Latto: You be having that problem? I be like, “This is the song.” And they’d be like, “No.” That happened with my last project. 

Flo Milli: Yeah, I feel like they don’t really believe us when we say that we really have a connection with our fans. Like even before you were famous, I’m sure you would drop music and you knew what
they would respond to. When you’re on the labels, you already know what they like when you’re cooking up. It’s like, “They like when I do this. So let me start doing that more.” I think that’s where it comes from. 

Latto: Yeah, just knowing your fans already. And then when you’re teasing songs, I know this piece of this song will make them go crazy. You know your craft better than anybody else. I think you’re versatile as hell. I look at you and I really see a superstar. I think you got what it takes to be, like, A list, top bitch. You can sing. I love your flow changes. 

You know what? The day before yesterday I was getting my lashes done, and my sister, who loves you too, she was like, “Flo Milli’s on the [Big Boss Vette] ‘Snatched’ remix.” I was like, “What?! Play it!” But my eyes were closed, so I’m just listening and I said, “This bitch ate!” You can hear your growth. And you’re so young — that’s why I think you really got what it takes. You are young as hell and already catching on so fast. That’s why I really think you got what it takes. Every time I hear a new song or a new verse, it’s just better and better. You play with your voice — you use your voice like an instrument. I’m trying to learn that. 

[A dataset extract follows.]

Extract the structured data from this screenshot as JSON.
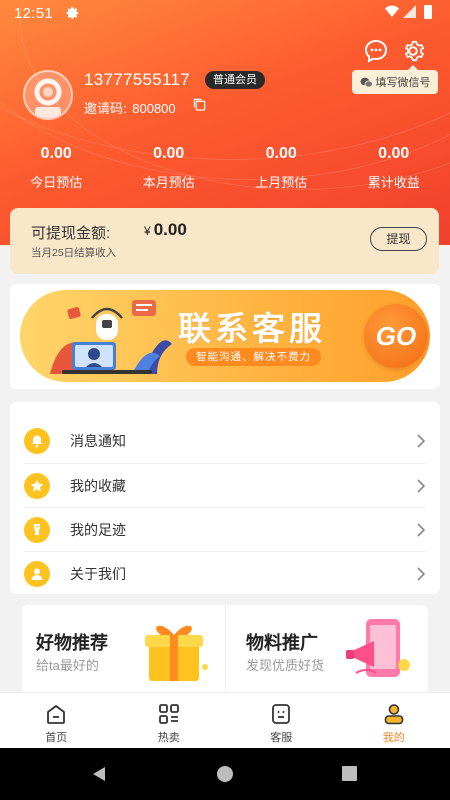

Flo Milli: I really thank you for saying that. The people I grew up listening to are kind of like that. One thing that helped me with that was listening to artists that are like that. I don’t know who told me that to be the best, you got to learn from the best. That’s stuck with me. Like, dang. The trick is just picking the people — like, you see the greats. And you just have to analyze what makes them great. “Oh, they did this and this and that.”

But since we’re on the topic, I want to tell you what I love about you. First of all, you are so beautiful. That’s Number One. And I think you have star power just as much as you think that about me. 

Latto: It’s so hard to look at yourself like a star.

Flo Milli: Right, and not to say I see myself in you, but I kind of get attracted to people I’m like. I have respect for that person because I can relate, you know? I feel like we kind of have similar lives in a way when it comes to music. When we started rapping, I think you said you was 10. And I was like 11. I was like, “Damn we had the same little life story.” It’s so crazy, because I’m sure you’ve dealt with having to grow up fast . . . you don’t play about your business. I think you’re a great performer. And anytime I see you, it’s like you ready — like, you have great self-control. You know what I’m saying? It’s more qualities to a star than just talent. 

Latto: That’s what they don’t know. That’s what they don’t know. It’s deeper than just being able to rap. It’s so many other elements to being a star… So, you had previewed a song and it’s not on your album. 

Flo Milli: You really like that song?

Latto: Yes! I told my sister, “This bitch is unbeatable.”

Flo Milli: You want to know the truth?

Latto: You didn’t like it?

Flo Milli: I feel like I got bad comments on it. 

Latto: I saw it when you first posted it, so I didn’t get to see how people reacted. They don’t respect the harmonies and the stacks. That shit was so fire to me — like, it just shows your versatility, too.

Flo Milli: I’m gonna drop it now. 

Latto: Fuck them. Play with your elevation and just grow. Don’t let them put you in a box. If y’all don’t like it? It is what it is. I like it.

Flo Milli: Period. But that’s real, though. I’m glad you said that, because I definitely was not gonna touch the song again.

Latto: No, that shit is fire to me. Don’t scrap them. As a fan, don’t scrap them.

Musicians on Musicians is the annual franchise where two great artists come together to talk about life, music, and everything in between. We’ll be rolling out each story in this year’s series through November 2nd, and each one appears in the November issue of the magazine. You can also hear a podcast version of many of these conversations right here.